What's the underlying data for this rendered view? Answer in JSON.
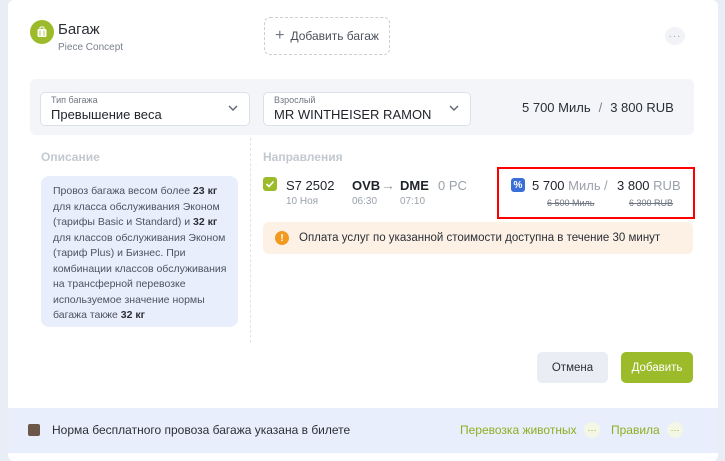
{
  "header": {
    "icon": "luggage-icon",
    "title": "Багаж",
    "subtitle": "Piece Concept",
    "add_bag_label": "Добавить багаж",
    "more_icon": "more-icon"
  },
  "selection_bar": {
    "baggage_type": {
      "label": "Тип багажа",
      "value": "Превышение веса"
    },
    "passenger": {
      "label": "Взрослый",
      "value": "MR WINTHEISER RAMON"
    },
    "price": {
      "miles": "5 700 Миль",
      "separator": "/",
      "rub": "3 800 RUB"
    }
  },
  "description": {
    "title": "Описание",
    "text_parts": [
      "Провоз багажа весом более ",
      "23 кг",
      " для класса обслуживания Эконом (тарифы Basic и Standard) и ",
      "32 кг",
      " для классов обслуживания Эконом (тариф Plus) и Бизнес. При комбинации классов обслуживания на трансферной перевозке используемое значение нормы багажа также ",
      "32 кг"
    ]
  },
  "directions": {
    "title": "Направления",
    "segment": {
      "checked": true,
      "flight": "S7  2502",
      "date": "10 Ноя",
      "from": "OVB",
      "to": "DME",
      "dep_time": "06:30",
      "arr_time": "07:10",
      "baggage_pc": "0 PC",
      "discount_icon": "%",
      "miles_value": "5 700",
      "miles_unit": "Миль",
      "separator": "/",
      "rub_value": "3 800",
      "rub_unit": "RUB",
      "old_miles": "6 500 Миль",
      "old_rub": "6 300 RUB"
    },
    "notice": {
      "icon": "!",
      "text": "Оплата услуг по указанной стоимости доступна в течение 30 минут"
    }
  },
  "actions": {
    "cancel": "Отмена",
    "add": "Добавить"
  },
  "footer": {
    "text": "Норма бесплатного провоза багажа указана в билете",
    "links": [
      "Перевозка животных",
      "Правила"
    ],
    "dots": "···"
  },
  "colors": {
    "accent": "#9cbb2b",
    "highlight": "#ff0000",
    "discount": "#3b6fd8",
    "warning": "#f29a1e"
  }
}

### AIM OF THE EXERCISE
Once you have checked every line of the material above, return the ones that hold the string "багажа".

### WRITTEN ANSWER
      "label": "Тип багажа",
      "Провоз багажа весом более ",
      " для классов обслуживания Эконом (тариф Plus) и Бизнес. При комбинации классов обслуживания на трансферной перевозке используемое значение нормы багажа также ",
    "text": "Норма бесплатного провоза багажа указана в билете",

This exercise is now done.